    I go on! Your story is very special. In the UK, some high up bureaucrats may see themselves as above a mere plebian. Politicians on the other hand are more approachable! I am am active campaigner for saving our countryside and have much contact with our local Member of Parliament and also councilors, with whom I cooperate happily. And why not. Having lived in The Netherlands for a number of years, the chance to engage with people of different cultures and nationalities during my travels was wonderful. I did learn that in the Netherlands there is a particular attitude towards being ‘posh’ or……ordinary! Especially the regional accents!
    From childhood I was taught to treat everyone the same; not aloof. I once heard a chap say he was ‘only the cleaner’. I said there is not such thing as ‘only the cleaner’ and explained that without him the big restaurant brasserie would be a mess. A lot of people think of themselves as low because they’re not big bosses. Rubbish!

    As for myself, I love American accents and enjoy WhatsApp video/voice exchanges. Wonderful. I also applaud women in business in the USA because the ‘glass ceiling’ does not tend to exist. So enterprising and the can-do attitude.

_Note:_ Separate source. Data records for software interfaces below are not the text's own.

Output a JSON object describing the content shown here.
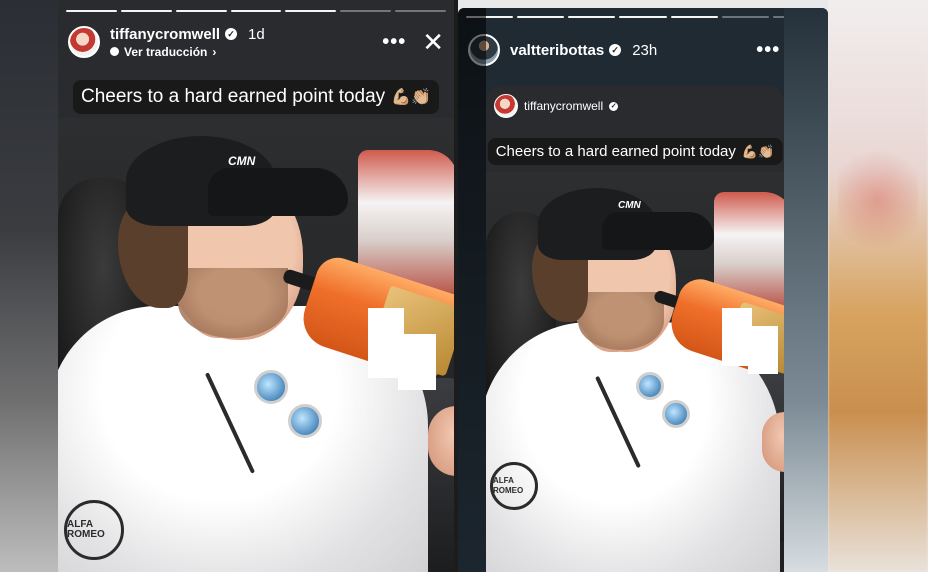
{
  "story_left": {
    "username": "tiffanycromwell",
    "time": "1d",
    "translation_label": "Ver traducción",
    "caption": "Cheers to a hard earned point today",
    "caption_emoji": "💪🏼👏🏼",
    "cap_logo": "CMN",
    "hoodie_logo_top": "ALFA ROMEO",
    "progress_total": 7,
    "progress_done": 5
  },
  "story_right": {
    "username": "valtteribottas",
    "time": "23h",
    "progress_total": 7,
    "progress_done": 5,
    "shared_post": {
      "username": "tiffanycromwell",
      "caption": "Cheers to a hard earned point today",
      "caption_emoji": "💪🏼👏🏼",
      "cap_logo": "CMN",
      "hoodie_logo_top": "ALFA ROMEO"
    }
  },
  "icons": {
    "more": "more-options-icon",
    "close": "close-icon",
    "verified": "verified-badge-icon",
    "translate": "globe-icon"
  },
  "colors": {
    "story_bg": "#2a2b2e",
    "caption_bg": "#141414",
    "text": "#ffffff",
    "bottle": "#ef6f2a"
  }
}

    Once again, Darlene, I know I have diverted from the core conversation! And indeed good things come in small packages!

    Thank you, Darlene.